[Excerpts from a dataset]
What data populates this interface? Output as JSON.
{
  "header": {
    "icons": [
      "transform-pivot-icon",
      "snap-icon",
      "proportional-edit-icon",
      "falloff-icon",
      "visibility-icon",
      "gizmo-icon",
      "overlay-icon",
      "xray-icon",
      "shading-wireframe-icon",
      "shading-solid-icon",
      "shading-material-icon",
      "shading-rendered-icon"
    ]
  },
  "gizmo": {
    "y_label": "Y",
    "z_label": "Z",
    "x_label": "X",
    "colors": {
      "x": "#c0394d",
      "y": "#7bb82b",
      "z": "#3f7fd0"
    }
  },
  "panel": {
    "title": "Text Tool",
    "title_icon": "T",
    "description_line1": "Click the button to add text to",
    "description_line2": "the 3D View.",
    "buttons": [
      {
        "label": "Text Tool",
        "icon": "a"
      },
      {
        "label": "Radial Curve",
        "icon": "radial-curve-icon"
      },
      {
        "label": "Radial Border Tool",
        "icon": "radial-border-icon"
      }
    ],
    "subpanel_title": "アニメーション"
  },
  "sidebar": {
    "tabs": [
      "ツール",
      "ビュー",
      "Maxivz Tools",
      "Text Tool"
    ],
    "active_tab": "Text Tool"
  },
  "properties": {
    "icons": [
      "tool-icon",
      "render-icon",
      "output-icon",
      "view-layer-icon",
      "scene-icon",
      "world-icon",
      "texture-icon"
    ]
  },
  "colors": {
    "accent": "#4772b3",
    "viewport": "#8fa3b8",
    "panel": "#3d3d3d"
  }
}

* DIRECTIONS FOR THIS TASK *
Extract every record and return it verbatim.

* TASK RESPONSE *
What data populates this interface? Output as JSON.
{
  "header": {
    "icons": [
      "transform-pivot-icon",
      "snap-icon",
      "proportional-edit-icon",
      "falloff-icon",
      "visibility-icon",
      "gizmo-icon",
      "overlay-icon",
      "xray-icon",
      "shading-wireframe-icon",
      "shading-solid-icon",
      "shading-material-icon",
      "shading-rendered-icon"
    ]
  },
  "gizmo": {
    "y_label": "Y",
    "z_label": "Z",
    "x_label": "X",
    "colors": {
      "x": "#c0394d",
      "y": "#7bb82b",
      "z": "#3f7fd0"
    }
  },
  "panel": {
    "title": "Text Tool",
    "title_icon": "T",
    "description_line1": "Click the button to add text to",
    "description_line2": "the 3D View.",
    "buttons": [
      {
        "label": "Text Tool",
        "icon": "a"
      },
      {
        "label": "Radial Curve",
        "icon": "radial-curve-icon"
      },
      {
        "label": "Radial Border Tool",
        "icon": "radial-border-icon"
      }
    ],
    "subpanel_title": "アニメーション"
  },
  "sidebar": {
    "tabs": [
      "ツール",
      "ビュー",
      "Maxivz Tools",
      "Text Tool"
    ],
    "active_tab": "Text Tool"
  },
  "properties": {
    "icons": [
      "tool-icon",
      "render-icon",
      "output-icon",
      "view-layer-icon",
      "scene-icon",
      "world-icon",
      "texture-icon"
    ]
  },
  "colors": {
    "accent": "#4772b3",
    "viewport": "#8fa3b8",
    "panel": "#3d3d3d"
  }
}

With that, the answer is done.